On the 9th of December, 2019, in the California Bay Area, a Prison Art auction to raise funds for two national prisoner newsprint publications, the California Prison Focus, and the San Francisco Bay View will be taking place. One such donated work will be from an American Prisoner Artist with a Chinese Artist connection. In 2017, Google Search Engine results put Prisoner Artist Donald “C-Note” Hooker second to Former Chinese Prisoner and dissident, Ai Weiwei, as America’s most prolific Prisoner Artist. Ai Weiwei’s works sell in the 7-figures.

Google’s 2017 search engine results as to who was the most prolific Prisoner Artist in America. Former Prisoner and Chinese Artist was listed Number 1, American Prisoner Artist, Donald “C-Note” Hooker, was listed Number 2.

To prove the American and Chinese economic behemoths rule the Contemporary Art World, by comparison, the highest art sale for British Graffiti Artist Banksy was a low 8-figure ($12,000,000).

Google Search image results, with photo of Prisoner Artist, Donald “C-Note” Hooker, next to photo of Rappers, Jay-Z & Meek Mills

Google’s entire product line is based on predictive behavior. By linking this one Prisoner Artist, C-Note, with seven-figure plus artists, like Jay-Z, Meek Mills, and Ai Weiwei, this may be a predictive signal of an investment opportunity of someone’s lifetime. [See our Editor’s Note on the Artprice investment profile return, on African-American, Graffiti Artist, Jean-Michel Basquiat.]

(Fundraiser for the National Prisoner Press)

Saturday, December 9th, 4-7 p.m.
Queen Memorial Church of God in Christ
1324 E. 24th St.
Oakland, CA 94606
(510) 532-2752

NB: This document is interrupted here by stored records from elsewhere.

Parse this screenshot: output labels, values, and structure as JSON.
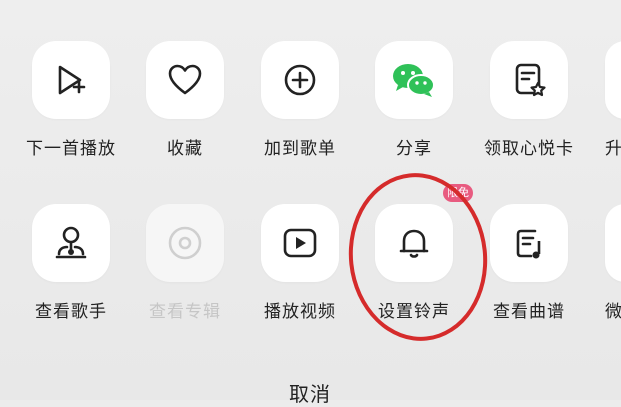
{
  "share_sheet": {
    "row1": [
      {
        "label": "下一首播放",
        "icon": "play-next-icon"
      },
      {
        "label": "收藏",
        "icon": "heart-icon"
      },
      {
        "label": "加到歌单",
        "icon": "plus-circle-icon"
      },
      {
        "label": "分享",
        "icon": "wechat-icon"
      },
      {
        "label": "领取心悦卡",
        "icon": "card-star-icon"
      },
      {
        "label": "升",
        "icon": "partial-icon"
      }
    ],
    "row2": [
      {
        "label": "查看歌手",
        "icon": "singer-icon"
      },
      {
        "label": "查看专辑",
        "icon": "album-disc-icon",
        "disabled": true
      },
      {
        "label": "播放视频",
        "icon": "play-video-icon"
      },
      {
        "label": "设置铃声",
        "icon": "bell-icon"
      },
      {
        "label": "查看曲谱",
        "icon": "music-score-icon"
      },
      {
        "label": "微",
        "icon": "partial-icon"
      }
    ],
    "badge": "限免",
    "cancel_label": "取消"
  },
  "colors": {
    "background": "#ececec",
    "tile": "#ffffff",
    "highlight": "#d52b2b",
    "badge": "#e85b80",
    "wechat_green": "#2fc158"
  }
}
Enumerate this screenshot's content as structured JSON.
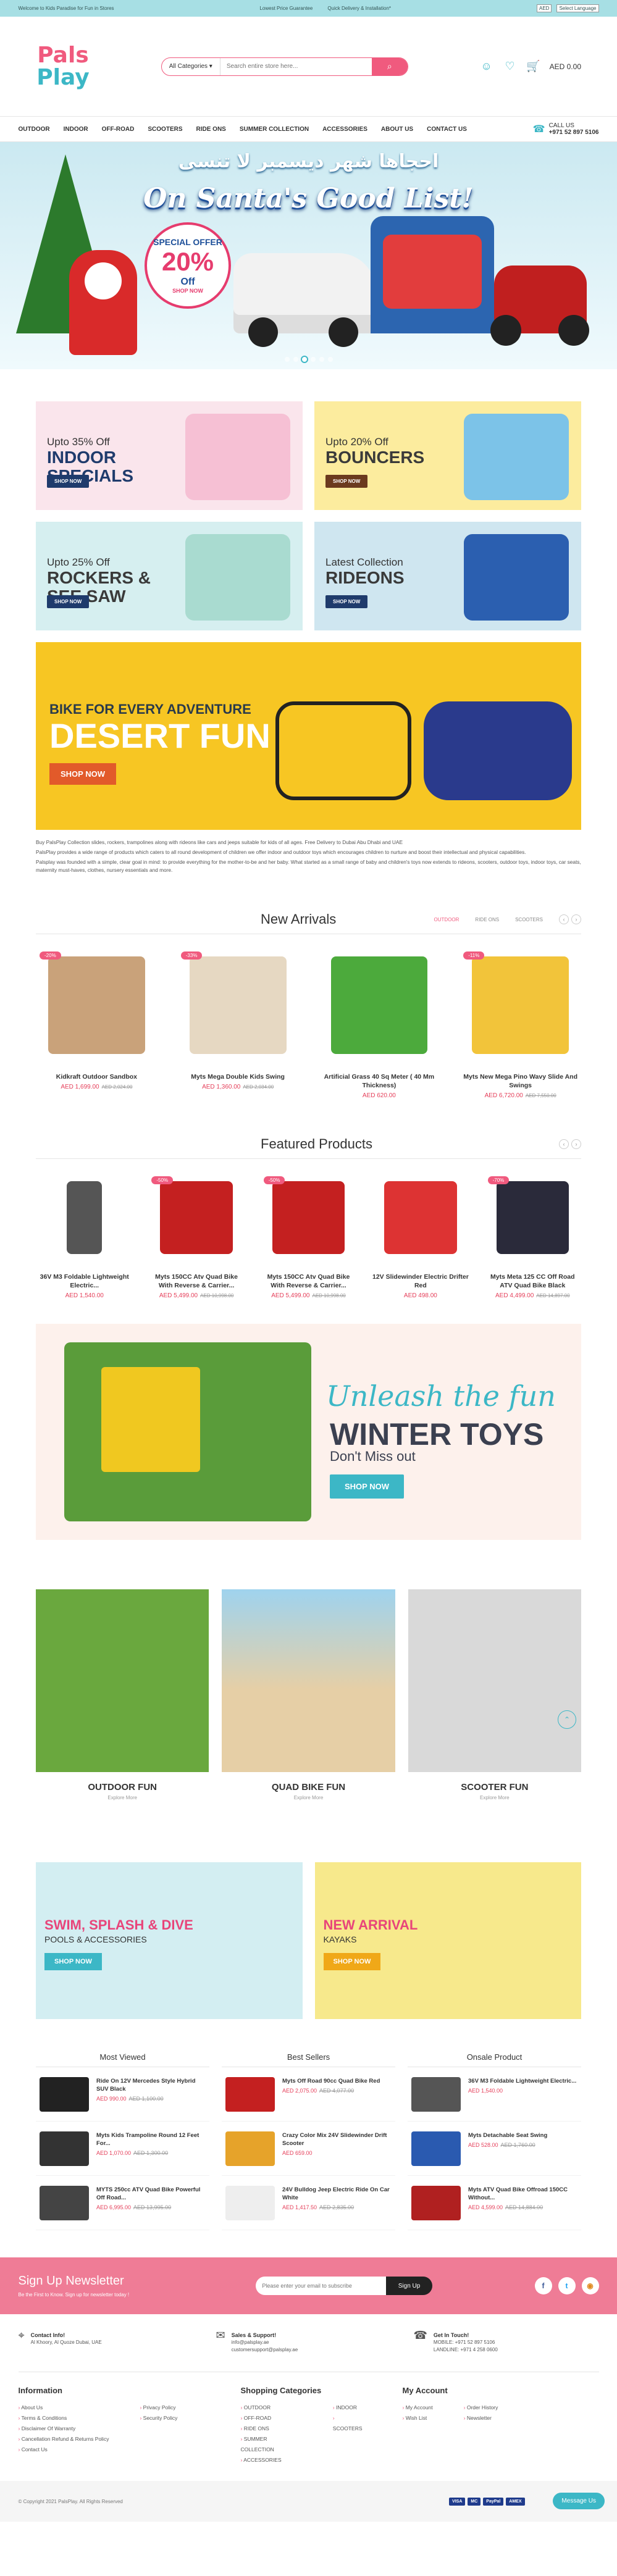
{
  "topbar": {
    "welcome": "Welcome to Kids Paradise for Fun in Stores",
    "usp1": "Lowest Price Guarantee",
    "usp2": "Quick Delivery & Installation*",
    "currency": "AED",
    "language": "Select Language"
  },
  "header": {
    "logo_line1": "Pals",
    "logo_line2": "Play",
    "search_category": "All Categories",
    "search_placeholder": "Search entire store here...",
    "cart_total": "AED 0.00"
  },
  "nav": {
    "items": [
      "OUTDOOR",
      "INDOOR",
      "OFF-ROAD",
      "SCOOTERS",
      "RIDE ONS",
      "SUMMER COLLECTION",
      "ACCESSORIES",
      "ABOUT US",
      "CONTACT US"
    ],
    "phone_label": "CALL US",
    "phone": "+971 52 897 5106"
  },
  "hero": {
    "arabic": "احجاها شهر ديسمبر لا تنسى",
    "headline": "On Santa's Good List!",
    "offer_l1": "SPECIAL OFFER",
    "offer_l2": "20%",
    "offer_l3": "Off",
    "offer_cta": "SHOP NOW"
  },
  "promos": [
    {
      "small": "Upto 35% Off",
      "big": "INDOOR SPECIALS",
      "btn": "SHOP NOW"
    },
    {
      "small": "Upto 20% Off",
      "big": "BOUNCERS",
      "btn": "SHOP NOW"
    },
    {
      "small": "Upto 25% Off",
      "big": "ROCKERS & SEE SAW",
      "btn": "SHOP NOW"
    },
    {
      "small": "Latest Collection",
      "big": "RIDEONS",
      "btn": "SHOP NOW"
    }
  ],
  "desert": {
    "small": "BIKE FOR EVERY ADVENTURE",
    "big": "DESERT FUN",
    "btn": "SHOP NOW"
  },
  "about": {
    "p1": "Buy PalsPlay Collection slides, rockers, trampolines along with rideons like cars and jeeps suitable for kids of all ages. Free Delivery to Dubai Abu Dhabi and UAE",
    "p2": "PalsPlay provides a wide range of products which caters to all round development of children we offer indoor and outdoor toys which encourages children to nurture and boost their intellectual and physical capabilities.",
    "p3": "Palsplay was founded with a simple, clear goal in mind: to provide everything for the mother-to-be and her baby. What started as a small range of baby and children's toys now extends to rideons, scooters, outdoor toys, indoor toys, car seats, maternity must-haves, clothes, nursery essentials and more."
  },
  "new_arrivals": {
    "title": "New Arrivals",
    "tabs": [
      "OUTDOOR",
      "RIDE ONS",
      "SCOOTERS"
    ],
    "products": [
      {
        "badge": "-20%",
        "name": "Kidkraft Outdoor Sandbox",
        "price": "AED 1,699.00",
        "old": "AED 2,024.00"
      },
      {
        "badge": "-33%",
        "name": "Myts Mega Double Kids Swing",
        "price": "AED 1,360.00",
        "old": "AED 2,034.00"
      },
      {
        "badge": "",
        "name": "Artificial Grass 40 Sq Meter ( 40 Mm Thickness)",
        "price": "AED 620.00",
        "old": ""
      },
      {
        "badge": "-11%",
        "name": "Myts New Mega Pino Wavy Slide And Swings",
        "price": "AED 6,720.00",
        "old": "AED 7,550.00"
      }
    ]
  },
  "featured": {
    "title": "Featured Products",
    "products": [
      {
        "badge": "",
        "name": "36V M3 Foldable Lightweight Electric...",
        "price": "AED 1,540.00",
        "old": ""
      },
      {
        "badge": "-50%",
        "name": "Myts 150CC Atv Quad Bike With Reverse & Carrier...",
        "price": "AED 5,499.00",
        "old": "AED 10,998.00"
      },
      {
        "badge": "-50%",
        "name": "Myts 150CC Atv Quad Bike With Reverse & Carrier...",
        "price": "AED 5,499.00",
        "old": "AED 10,998.00"
      },
      {
        "badge": "",
        "name": "12V Slidewinder Electric Drifter Red",
        "price": "AED 498.00",
        "old": ""
      },
      {
        "badge": "-70%",
        "name": "Myts Meta 125 CC Off Road ATV Quad Bike Black",
        "price": "AED 4,499.00",
        "old": "AED 14,897.00"
      }
    ]
  },
  "winter": {
    "t1": "Unleash the fun",
    "t2": "WINTER TOYS",
    "t3": "Don't Miss out",
    "btn": "SHOP NOW"
  },
  "categories": [
    {
      "title": "OUTDOOR FUN",
      "sub": "Explore More"
    },
    {
      "title": "QUAD BIKE FUN",
      "sub": "Explore More"
    },
    {
      "title": "SCOOTER FUN",
      "sub": "Explore More"
    }
  ],
  "banners": [
    {
      "big": "SWIM, SPLASH & DIVE",
      "sm": "POOLS & ACCESSORIES",
      "btn": "SHOP NOW"
    },
    {
      "big": "NEW ARRIVAL",
      "sm": "KAYAKS",
      "btn": "SHOP NOW"
    }
  ],
  "lists": [
    {
      "title": "Most Viewed",
      "items": [
        {
          "name": "Ride On 12V Mercedes Style Hybrid SUV Black",
          "price": "AED 990.00",
          "old": "AED 1,100.00"
        },
        {
          "name": "Myts Kids Trampoline Round 12 Feet For...",
          "price": "AED 1,070.00",
          "old": "AED 1,300.00"
        },
        {
          "name": "MYTS 250cc ATV Quad Bike Powerful Off Road...",
          "price": "AED 6,995.00",
          "old": "AED 13,995.00"
        }
      ]
    },
    {
      "title": "Best Sellers",
      "items": [
        {
          "name": "Myts Off Road 90cc Quad Bike Red",
          "price": "AED 2,075.00",
          "old": "AED 4,077.00"
        },
        {
          "name": "Crazy Color Mix 24V Slidewinder Drift Scooter",
          "price": "AED 659.00",
          "old": ""
        },
        {
          "name": "24V Bulldog Jeep Electric Ride On Car White",
          "price": "AED 1,417.50",
          "old": "AED 2,835.00"
        }
      ]
    },
    {
      "title": "Onsale Product",
      "items": [
        {
          "name": "36V M3 Foldable Lightweight Electric...",
          "price": "AED 1,540.00",
          "old": ""
        },
        {
          "name": "Myts Detachable Seat Swing",
          "price": "AED 528.00",
          "old": "AED 1,760.00"
        },
        {
          "name": "Myts ATV Quad Bike Offroad 150CC Without...",
          "price": "AED 4,599.00",
          "old": "AED 14,884.00"
        }
      ]
    }
  ],
  "newsletter": {
    "title": "Sign Up Newsletter",
    "sub": "Be the First to Know. Sign up for newsletter today !",
    "placeholder": "Please enter your email to subscribe",
    "btn": "Sign Up"
  },
  "contact": [
    {
      "title": "Contact Info!",
      "line1": "Al Khoory, Al Quoze Dubai, UAE",
      "line2": ""
    },
    {
      "title": "Sales & Support!",
      "line1": "info@palsplay.ae",
      "line2": "customersupport@palsplay.ae"
    },
    {
      "title": "Get In Touch!",
      "line1": "MOBILE: +971 52 897 5106",
      "line2": "LANDLINE: +971 4 258 0600"
    }
  ],
  "footer": {
    "info_title": "Information",
    "info_col1": [
      "About Us",
      "Terms & Conditions",
      "Disclaimer Of Warranty",
      "Cancellation Refund & Returns Policy",
      "Contact Us"
    ],
    "info_col2": [
      "Privacy Policy",
      "Security Policy"
    ],
    "shop_title": "Shopping Categories",
    "shop_col1": [
      "OUTDOOR",
      "OFF-ROAD",
      "RIDE ONS",
      "SUMMER COLLECTION",
      "ACCESSORIES"
    ],
    "shop_col2": [
      "INDOOR",
      "SCOOTERS"
    ],
    "acct_title": "My Account",
    "acct_col1": [
      "My Account",
      "Wish List"
    ],
    "acct_col2": [
      "Order History",
      "Newsletter"
    ],
    "copyright": "© Copyright 2021 PalsPlay. All Rights Reserved",
    "payments": [
      "VISA",
      "MC",
      "PayPal",
      "AMEX"
    ],
    "message_us": "Message Us"
  },
  "colors": {
    "accent": "#f05a7e",
    "teal": "#3cb7c6",
    "navy": "#1f3b6c"
  }
}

[Editor’s Note]: In 2018, Artprice reported, Jean-Michel Basquiat fetched more than $45 million at Phillips in New York. A year earlier, another Basquiat crossed the $100 million threshold, the first-ever 8-digit result for a Contemporary artwork. Fetching $110.5 million, the 1982 Untitled painting was acquired for $20,900 in 1984, which means its value multiplied by 5,300 times in 33 years. As the prices of Basquiat’s paintings have rocketed, so have the prices of his drawings: +2,000% in 20 years. When the artist died in 1988, his best works were still available below the $100,000 threshold… and his prices were already on a steep ascent. For $100,000 today you will only get a small drawing, usually in felt-tip pen, devoid of the expressive colour that adds so much to his work. With an index up +1,880% since 2000 and an annual turnover this past year of $256 million, Basquiat remains the absolute leader of the Contemporary Art Market.